Sometimes this device is also referred to as an RDAC, Resistive Digital-to-Analog Converter.
Some digital potentiometers come with non-volatile memory, so that they can retain their last programmed position after they have been power cycled. Most, though, are volatile, i.e. after they are power cycled they will default to a standard value, which is usually the midpoint.
The former can be useful, but when they are controlled by a microprocessor, or even via a Field Programmable Gate Array (FPGA). These devices can store the value to initialise the digital potentiaometer in non-volatile memory of their own, or on that of its peripherals.
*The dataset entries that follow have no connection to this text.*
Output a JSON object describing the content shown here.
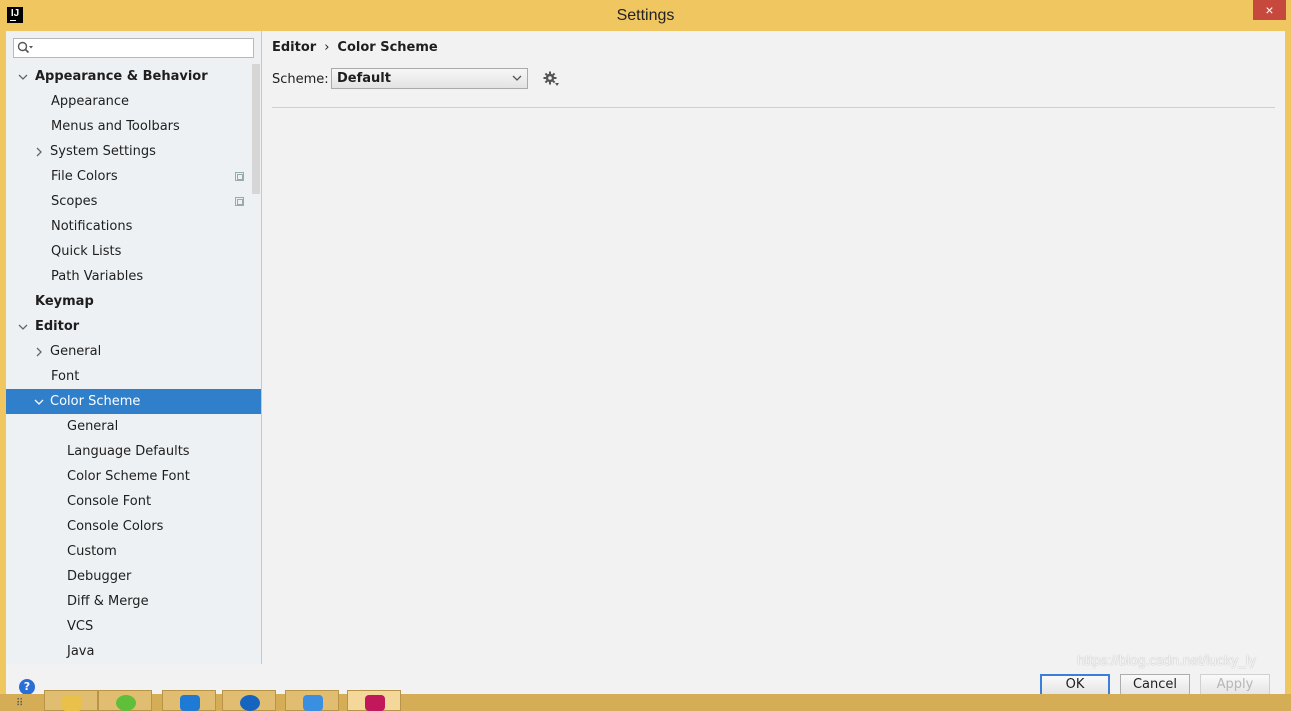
{
  "window": {
    "title": "Settings",
    "app_icon_text": "IJ",
    "close_glyph": "×"
  },
  "search": {
    "placeholder": "",
    "value": ""
  },
  "tree": [
    {
      "label": "Appearance & Behavior",
      "level": 0,
      "expander": "down",
      "bold": true
    },
    {
      "label": "Appearance",
      "level": 1
    },
    {
      "label": "Menus and Toolbars",
      "level": 1
    },
    {
      "label": "System Settings",
      "level": 1,
      "expander": "right"
    },
    {
      "label": "File Colors",
      "level": 1,
      "copy_icon": true
    },
    {
      "label": "Scopes",
      "level": 1,
      "copy_icon": true
    },
    {
      "label": "Notifications",
      "level": 1
    },
    {
      "label": "Quick Lists",
      "level": 1
    },
    {
      "label": "Path Variables",
      "level": 1
    },
    {
      "label": "Keymap",
      "level": 0,
      "bold": true
    },
    {
      "label": "Editor",
      "level": 0,
      "expander": "down",
      "bold": true
    },
    {
      "label": "General",
      "level": 1,
      "expander": "right"
    },
    {
      "label": "Font",
      "level": 1
    },
    {
      "label": "Color Scheme",
      "level": 1,
      "expander": "down",
      "selected": true
    },
    {
      "label": "General",
      "level": 2
    },
    {
      "label": "Language Defaults",
      "level": 2
    },
    {
      "label": "Color Scheme Font",
      "level": 2
    },
    {
      "label": "Console Font",
      "level": 2
    },
    {
      "label": "Console Colors",
      "level": 2
    },
    {
      "label": "Custom",
      "level": 2
    },
    {
      "label": "Debugger",
      "level": 2
    },
    {
      "label": "Diff & Merge",
      "level": 2
    },
    {
      "label": "VCS",
      "level": 2
    },
    {
      "label": "Java",
      "level": 2
    }
  ],
  "breadcrumb": {
    "parent": "Editor",
    "separator": "›",
    "current": "Color Scheme"
  },
  "scheme": {
    "label": "Scheme:",
    "selected": "Default"
  },
  "footer": {
    "help_glyph": "?",
    "ok_label": "OK",
    "cancel_label": "Cancel",
    "apply_label": "Apply"
  },
  "watermark": "https://blog.csdn.net/lucky_ly",
  "colors": {
    "title_bar": "#f0c661",
    "selection": "#2f7fcb",
    "close": "#c7483d",
    "ok_border": "#3c7fd9"
  }
}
Despite their usefulness, digital potentiometers have some limitations. While quite similar to normal potentiometers, digital potentiometers are constrained by current limit in the range of tens of milliamperes. Also, most digital potentiometers limit the input voltage range to the digital supply range (0–5 VDC), so additional circuitry is required to replace conventional potentiometer. Further, instead of the seemingly continuous control that can be obtained from a multiturn resistive potentiometer, digital potentiometers have discrete steps in resistance. Eight-bit resolution (giving 28 = 256 steps) is the most common, but resolutions between 5 and 10 bits (32 to 1024 steps) are available. A fourth constraint is that special logic is often required to check for zero crossing of an analog AC signal to allow the resistance value to be changed without causing an audible click in the output for audio amplifiers.
The volatile digital potentiometers also differ from electro-mechanical ones in that on power up, the resistance will default to (possibly) a different value after a power cycle. Similarly, their resistance is only valid when the correct DC supply voltage is present. When voltage is removed, the resistance between the two end points and the (nominal) wiper are undefined. In an operational amplifier circuit, the off-state impedance of a real potentiometer can help stabilize the DC operating point of the circuit during the power-up stage. This may not be the case when a digital potentiometer is used.
Also, both electro-mechanical and digital potentiometers generally have poor tolerances (typically +/- 20%), poor temperature coefficients (many hundreds of ppm per degree C), and a stop resistance that is typically about 0.5-1% of the full scale resistance. Note that stop resistance is the residual resistance when the terminal to wiper resistance is set to the minimum value.
- [ Analog Devices: Digital Potentiometers: Digital to Analog Converters: Digital Potentiometers: Frequently Asked Questions]